Exercise: Each line in the entries below that holds the string "icon" must be copied.

Available data:
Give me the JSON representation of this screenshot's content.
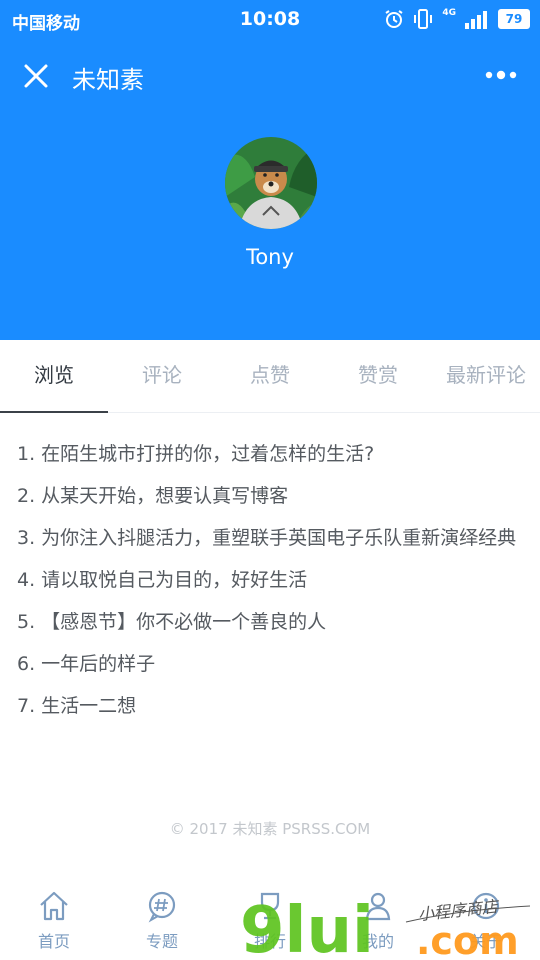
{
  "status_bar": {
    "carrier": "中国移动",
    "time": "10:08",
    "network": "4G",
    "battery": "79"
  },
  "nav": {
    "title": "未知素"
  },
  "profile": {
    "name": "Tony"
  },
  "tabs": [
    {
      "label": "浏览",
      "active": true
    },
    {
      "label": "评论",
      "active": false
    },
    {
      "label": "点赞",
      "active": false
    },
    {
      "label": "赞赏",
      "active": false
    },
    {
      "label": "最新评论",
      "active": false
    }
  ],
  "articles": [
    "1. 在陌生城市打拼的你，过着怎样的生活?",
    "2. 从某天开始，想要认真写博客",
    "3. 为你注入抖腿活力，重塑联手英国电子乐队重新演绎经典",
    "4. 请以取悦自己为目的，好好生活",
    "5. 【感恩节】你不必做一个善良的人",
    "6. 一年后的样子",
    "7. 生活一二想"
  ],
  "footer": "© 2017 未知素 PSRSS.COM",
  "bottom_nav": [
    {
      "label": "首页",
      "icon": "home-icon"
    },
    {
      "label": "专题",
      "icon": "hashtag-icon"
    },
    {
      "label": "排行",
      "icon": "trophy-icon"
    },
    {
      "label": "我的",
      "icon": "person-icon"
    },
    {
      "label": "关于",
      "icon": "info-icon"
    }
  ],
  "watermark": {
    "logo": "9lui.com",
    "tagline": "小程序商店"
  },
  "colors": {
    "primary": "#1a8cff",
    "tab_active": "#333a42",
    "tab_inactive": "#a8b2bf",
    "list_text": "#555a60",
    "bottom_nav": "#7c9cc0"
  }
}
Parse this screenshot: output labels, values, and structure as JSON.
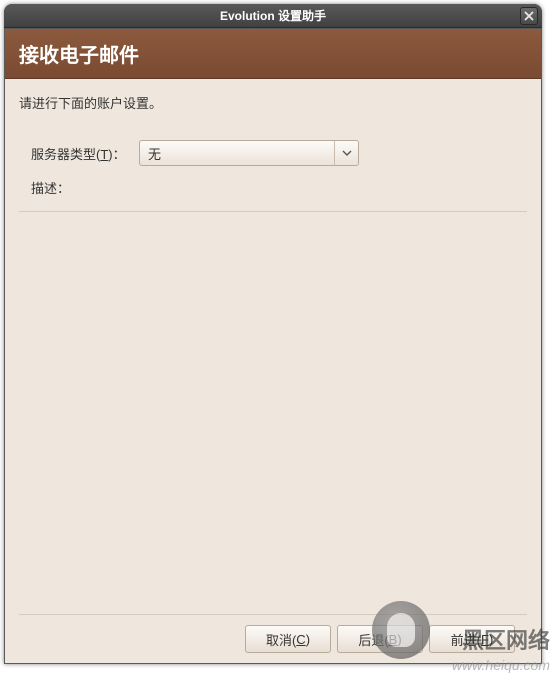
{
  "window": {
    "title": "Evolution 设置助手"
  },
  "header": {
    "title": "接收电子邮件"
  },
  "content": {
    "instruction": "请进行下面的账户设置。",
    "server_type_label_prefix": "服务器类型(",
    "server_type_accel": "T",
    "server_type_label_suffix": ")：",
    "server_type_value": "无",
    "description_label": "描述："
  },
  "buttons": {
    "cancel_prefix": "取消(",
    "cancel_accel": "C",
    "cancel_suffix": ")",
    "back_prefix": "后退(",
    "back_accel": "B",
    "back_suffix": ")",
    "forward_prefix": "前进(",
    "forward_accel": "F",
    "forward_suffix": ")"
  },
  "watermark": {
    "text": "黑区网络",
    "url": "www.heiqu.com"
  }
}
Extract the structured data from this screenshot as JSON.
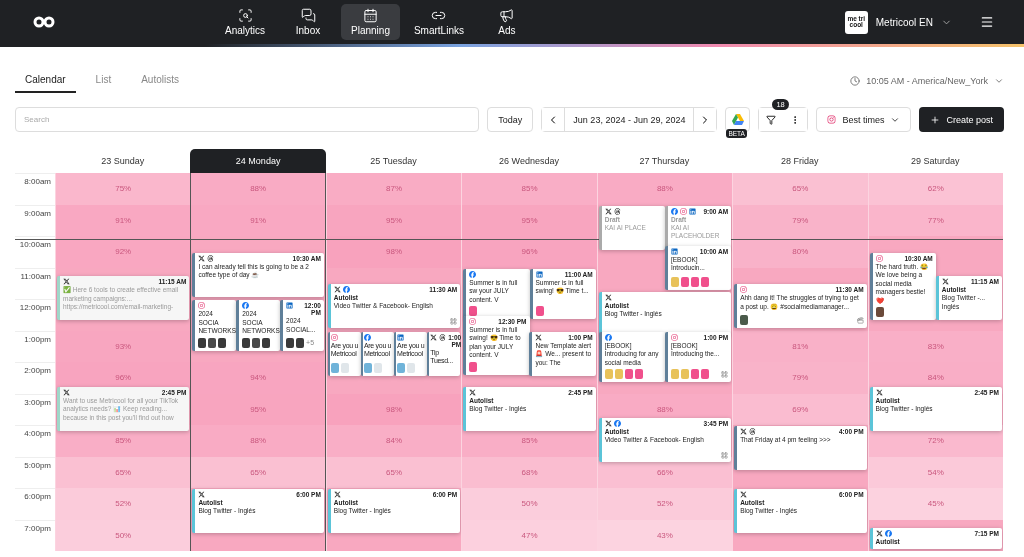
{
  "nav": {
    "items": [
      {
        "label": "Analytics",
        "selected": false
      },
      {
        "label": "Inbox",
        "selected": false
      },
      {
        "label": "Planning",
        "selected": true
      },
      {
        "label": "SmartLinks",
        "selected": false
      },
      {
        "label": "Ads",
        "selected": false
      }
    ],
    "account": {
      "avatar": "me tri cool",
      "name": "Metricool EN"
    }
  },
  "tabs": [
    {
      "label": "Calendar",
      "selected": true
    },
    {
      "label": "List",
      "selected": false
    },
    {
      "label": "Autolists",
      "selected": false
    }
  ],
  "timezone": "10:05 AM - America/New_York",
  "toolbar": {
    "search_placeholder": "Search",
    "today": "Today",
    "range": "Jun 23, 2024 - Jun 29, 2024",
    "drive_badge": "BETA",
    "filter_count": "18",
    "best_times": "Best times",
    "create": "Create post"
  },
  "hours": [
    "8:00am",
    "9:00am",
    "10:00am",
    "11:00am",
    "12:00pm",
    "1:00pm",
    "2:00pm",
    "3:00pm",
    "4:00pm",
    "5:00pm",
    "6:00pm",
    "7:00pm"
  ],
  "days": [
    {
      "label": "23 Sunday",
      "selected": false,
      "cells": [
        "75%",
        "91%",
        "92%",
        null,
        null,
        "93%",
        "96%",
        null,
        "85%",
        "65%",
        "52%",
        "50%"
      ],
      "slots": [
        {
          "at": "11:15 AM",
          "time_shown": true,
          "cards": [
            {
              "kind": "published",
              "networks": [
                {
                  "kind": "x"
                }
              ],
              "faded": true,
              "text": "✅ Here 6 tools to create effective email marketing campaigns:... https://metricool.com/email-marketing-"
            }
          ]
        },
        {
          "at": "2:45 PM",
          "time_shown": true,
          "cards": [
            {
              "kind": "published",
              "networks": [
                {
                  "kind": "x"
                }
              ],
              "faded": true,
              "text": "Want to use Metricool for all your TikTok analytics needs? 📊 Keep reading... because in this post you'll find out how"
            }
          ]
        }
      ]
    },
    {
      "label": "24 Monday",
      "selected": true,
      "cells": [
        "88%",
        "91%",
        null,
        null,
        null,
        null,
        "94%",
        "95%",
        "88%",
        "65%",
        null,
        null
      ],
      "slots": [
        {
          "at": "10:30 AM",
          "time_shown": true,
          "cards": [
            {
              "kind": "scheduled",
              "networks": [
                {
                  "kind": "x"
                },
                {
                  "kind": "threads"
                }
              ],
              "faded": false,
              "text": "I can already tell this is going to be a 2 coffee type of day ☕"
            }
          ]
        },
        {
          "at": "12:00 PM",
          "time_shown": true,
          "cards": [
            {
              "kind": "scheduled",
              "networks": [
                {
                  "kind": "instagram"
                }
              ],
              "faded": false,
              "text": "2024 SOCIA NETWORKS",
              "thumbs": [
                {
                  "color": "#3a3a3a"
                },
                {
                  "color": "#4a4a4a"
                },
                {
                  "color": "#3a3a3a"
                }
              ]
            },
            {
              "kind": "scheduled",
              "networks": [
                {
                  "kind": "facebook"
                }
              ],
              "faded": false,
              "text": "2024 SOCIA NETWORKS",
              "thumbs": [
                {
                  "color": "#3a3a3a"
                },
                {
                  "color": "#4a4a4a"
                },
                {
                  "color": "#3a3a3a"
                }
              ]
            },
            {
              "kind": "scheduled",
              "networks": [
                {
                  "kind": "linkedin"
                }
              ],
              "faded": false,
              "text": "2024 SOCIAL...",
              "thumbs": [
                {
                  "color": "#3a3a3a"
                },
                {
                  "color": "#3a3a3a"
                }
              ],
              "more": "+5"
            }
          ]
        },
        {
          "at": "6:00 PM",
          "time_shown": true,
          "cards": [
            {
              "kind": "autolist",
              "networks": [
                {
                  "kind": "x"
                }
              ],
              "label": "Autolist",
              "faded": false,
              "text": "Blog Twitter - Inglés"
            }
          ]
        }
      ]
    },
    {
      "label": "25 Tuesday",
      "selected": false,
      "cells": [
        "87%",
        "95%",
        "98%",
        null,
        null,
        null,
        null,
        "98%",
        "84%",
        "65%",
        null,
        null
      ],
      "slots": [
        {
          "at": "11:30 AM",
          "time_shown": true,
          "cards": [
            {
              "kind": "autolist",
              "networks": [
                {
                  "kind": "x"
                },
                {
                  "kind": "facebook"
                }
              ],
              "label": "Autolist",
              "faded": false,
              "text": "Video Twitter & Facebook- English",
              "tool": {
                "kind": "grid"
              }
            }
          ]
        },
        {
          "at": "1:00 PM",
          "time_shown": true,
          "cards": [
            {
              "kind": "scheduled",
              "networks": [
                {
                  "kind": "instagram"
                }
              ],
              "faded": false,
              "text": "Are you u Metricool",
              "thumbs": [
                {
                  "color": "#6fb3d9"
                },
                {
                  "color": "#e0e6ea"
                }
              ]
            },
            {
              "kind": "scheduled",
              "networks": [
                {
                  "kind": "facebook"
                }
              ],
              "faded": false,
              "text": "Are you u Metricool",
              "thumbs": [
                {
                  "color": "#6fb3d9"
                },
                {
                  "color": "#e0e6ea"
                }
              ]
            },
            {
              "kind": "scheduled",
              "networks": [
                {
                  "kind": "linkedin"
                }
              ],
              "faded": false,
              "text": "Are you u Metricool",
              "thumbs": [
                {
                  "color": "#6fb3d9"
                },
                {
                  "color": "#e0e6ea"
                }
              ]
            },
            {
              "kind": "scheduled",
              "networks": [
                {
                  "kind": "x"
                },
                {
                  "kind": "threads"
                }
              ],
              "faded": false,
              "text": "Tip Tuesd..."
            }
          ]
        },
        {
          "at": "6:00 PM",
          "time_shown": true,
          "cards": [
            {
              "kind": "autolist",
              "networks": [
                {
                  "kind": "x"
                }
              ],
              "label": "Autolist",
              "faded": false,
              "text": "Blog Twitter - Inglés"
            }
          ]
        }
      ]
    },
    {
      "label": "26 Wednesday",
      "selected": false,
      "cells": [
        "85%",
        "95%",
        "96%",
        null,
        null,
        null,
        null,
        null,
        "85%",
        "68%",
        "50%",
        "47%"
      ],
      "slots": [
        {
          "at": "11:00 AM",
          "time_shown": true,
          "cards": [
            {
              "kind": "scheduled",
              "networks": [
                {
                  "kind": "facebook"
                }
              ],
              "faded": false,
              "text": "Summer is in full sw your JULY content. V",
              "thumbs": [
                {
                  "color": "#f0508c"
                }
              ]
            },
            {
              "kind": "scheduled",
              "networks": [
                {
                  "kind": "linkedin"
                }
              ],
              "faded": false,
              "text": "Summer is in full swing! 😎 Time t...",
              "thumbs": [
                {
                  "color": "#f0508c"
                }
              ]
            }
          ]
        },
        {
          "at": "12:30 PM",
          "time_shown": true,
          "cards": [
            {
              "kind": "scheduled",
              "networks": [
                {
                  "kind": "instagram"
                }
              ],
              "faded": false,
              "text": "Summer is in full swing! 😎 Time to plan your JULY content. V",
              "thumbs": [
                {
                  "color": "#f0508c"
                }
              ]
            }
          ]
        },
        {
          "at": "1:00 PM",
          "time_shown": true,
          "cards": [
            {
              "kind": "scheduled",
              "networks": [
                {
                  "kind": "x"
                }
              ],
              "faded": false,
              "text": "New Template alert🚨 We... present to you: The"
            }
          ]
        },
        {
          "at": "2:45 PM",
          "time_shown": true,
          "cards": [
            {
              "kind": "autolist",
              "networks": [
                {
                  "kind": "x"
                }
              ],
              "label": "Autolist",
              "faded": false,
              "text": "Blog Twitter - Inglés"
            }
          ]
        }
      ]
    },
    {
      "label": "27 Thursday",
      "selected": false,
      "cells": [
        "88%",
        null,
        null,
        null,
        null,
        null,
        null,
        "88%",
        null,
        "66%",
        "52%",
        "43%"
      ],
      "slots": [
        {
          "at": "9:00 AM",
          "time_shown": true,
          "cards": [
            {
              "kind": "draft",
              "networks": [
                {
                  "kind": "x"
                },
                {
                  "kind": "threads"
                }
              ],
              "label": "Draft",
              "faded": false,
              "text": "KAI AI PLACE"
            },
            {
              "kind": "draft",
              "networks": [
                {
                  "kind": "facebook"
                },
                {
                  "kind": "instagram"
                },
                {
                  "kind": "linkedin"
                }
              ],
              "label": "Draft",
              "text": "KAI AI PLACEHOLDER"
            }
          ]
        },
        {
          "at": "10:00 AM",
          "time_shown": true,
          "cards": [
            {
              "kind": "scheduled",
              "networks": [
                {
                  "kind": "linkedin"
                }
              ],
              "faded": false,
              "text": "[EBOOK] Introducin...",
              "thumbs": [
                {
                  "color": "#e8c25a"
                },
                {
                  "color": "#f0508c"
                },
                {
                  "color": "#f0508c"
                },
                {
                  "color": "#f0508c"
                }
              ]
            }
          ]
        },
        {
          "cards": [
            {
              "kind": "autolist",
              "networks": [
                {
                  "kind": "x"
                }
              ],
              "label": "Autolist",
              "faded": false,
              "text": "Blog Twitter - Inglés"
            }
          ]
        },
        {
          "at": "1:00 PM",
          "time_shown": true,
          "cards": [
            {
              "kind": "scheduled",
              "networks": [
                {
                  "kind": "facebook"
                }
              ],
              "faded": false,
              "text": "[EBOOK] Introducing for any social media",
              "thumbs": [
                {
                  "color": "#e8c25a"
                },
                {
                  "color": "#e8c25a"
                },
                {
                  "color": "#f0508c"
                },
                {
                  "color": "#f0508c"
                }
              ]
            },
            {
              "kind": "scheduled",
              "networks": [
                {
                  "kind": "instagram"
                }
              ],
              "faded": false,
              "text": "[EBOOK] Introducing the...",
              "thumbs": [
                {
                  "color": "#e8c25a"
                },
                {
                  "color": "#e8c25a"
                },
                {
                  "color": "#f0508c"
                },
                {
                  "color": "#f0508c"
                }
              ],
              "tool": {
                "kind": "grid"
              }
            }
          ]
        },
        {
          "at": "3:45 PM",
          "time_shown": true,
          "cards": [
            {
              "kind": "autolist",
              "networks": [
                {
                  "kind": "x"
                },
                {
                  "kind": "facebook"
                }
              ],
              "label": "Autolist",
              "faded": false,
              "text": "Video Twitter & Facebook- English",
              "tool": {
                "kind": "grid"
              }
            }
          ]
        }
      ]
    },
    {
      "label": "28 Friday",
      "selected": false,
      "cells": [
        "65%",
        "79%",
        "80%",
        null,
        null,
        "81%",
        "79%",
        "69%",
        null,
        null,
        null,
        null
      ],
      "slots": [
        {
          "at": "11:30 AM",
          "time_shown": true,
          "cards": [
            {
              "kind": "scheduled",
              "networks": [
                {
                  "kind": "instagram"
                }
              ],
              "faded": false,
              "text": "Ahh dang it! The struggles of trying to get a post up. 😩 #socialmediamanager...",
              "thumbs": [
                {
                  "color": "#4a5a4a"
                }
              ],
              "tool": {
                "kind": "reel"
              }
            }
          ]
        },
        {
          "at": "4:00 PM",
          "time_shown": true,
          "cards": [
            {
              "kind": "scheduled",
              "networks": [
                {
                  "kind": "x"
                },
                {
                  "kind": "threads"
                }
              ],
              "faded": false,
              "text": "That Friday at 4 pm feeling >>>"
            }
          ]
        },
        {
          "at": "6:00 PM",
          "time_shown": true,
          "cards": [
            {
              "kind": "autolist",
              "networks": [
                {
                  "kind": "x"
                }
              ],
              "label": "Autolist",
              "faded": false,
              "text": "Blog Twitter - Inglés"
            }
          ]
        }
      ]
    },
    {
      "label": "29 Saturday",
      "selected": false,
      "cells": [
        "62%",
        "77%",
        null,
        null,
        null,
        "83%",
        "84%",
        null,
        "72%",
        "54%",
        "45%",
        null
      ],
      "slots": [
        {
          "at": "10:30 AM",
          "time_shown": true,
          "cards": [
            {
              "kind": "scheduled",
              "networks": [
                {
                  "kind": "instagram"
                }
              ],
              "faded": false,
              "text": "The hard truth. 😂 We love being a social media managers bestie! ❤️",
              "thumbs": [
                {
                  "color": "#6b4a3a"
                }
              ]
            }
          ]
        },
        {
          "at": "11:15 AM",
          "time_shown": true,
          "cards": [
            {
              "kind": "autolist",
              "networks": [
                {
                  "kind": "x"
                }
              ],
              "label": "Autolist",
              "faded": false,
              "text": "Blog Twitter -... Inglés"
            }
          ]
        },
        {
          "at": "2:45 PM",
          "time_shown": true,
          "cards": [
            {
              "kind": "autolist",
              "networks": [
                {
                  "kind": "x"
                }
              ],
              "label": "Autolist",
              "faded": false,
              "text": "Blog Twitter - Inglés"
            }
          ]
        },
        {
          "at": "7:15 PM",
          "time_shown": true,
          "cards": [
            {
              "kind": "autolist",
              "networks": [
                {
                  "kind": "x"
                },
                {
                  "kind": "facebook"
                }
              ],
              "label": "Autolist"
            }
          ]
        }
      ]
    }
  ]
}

Solved problem:
      "icon": "home-icon"
      "icon": "hashtag-icon"
      "icon": "trophy-icon"
      "icon": "person-icon"
      "icon": "info-icon"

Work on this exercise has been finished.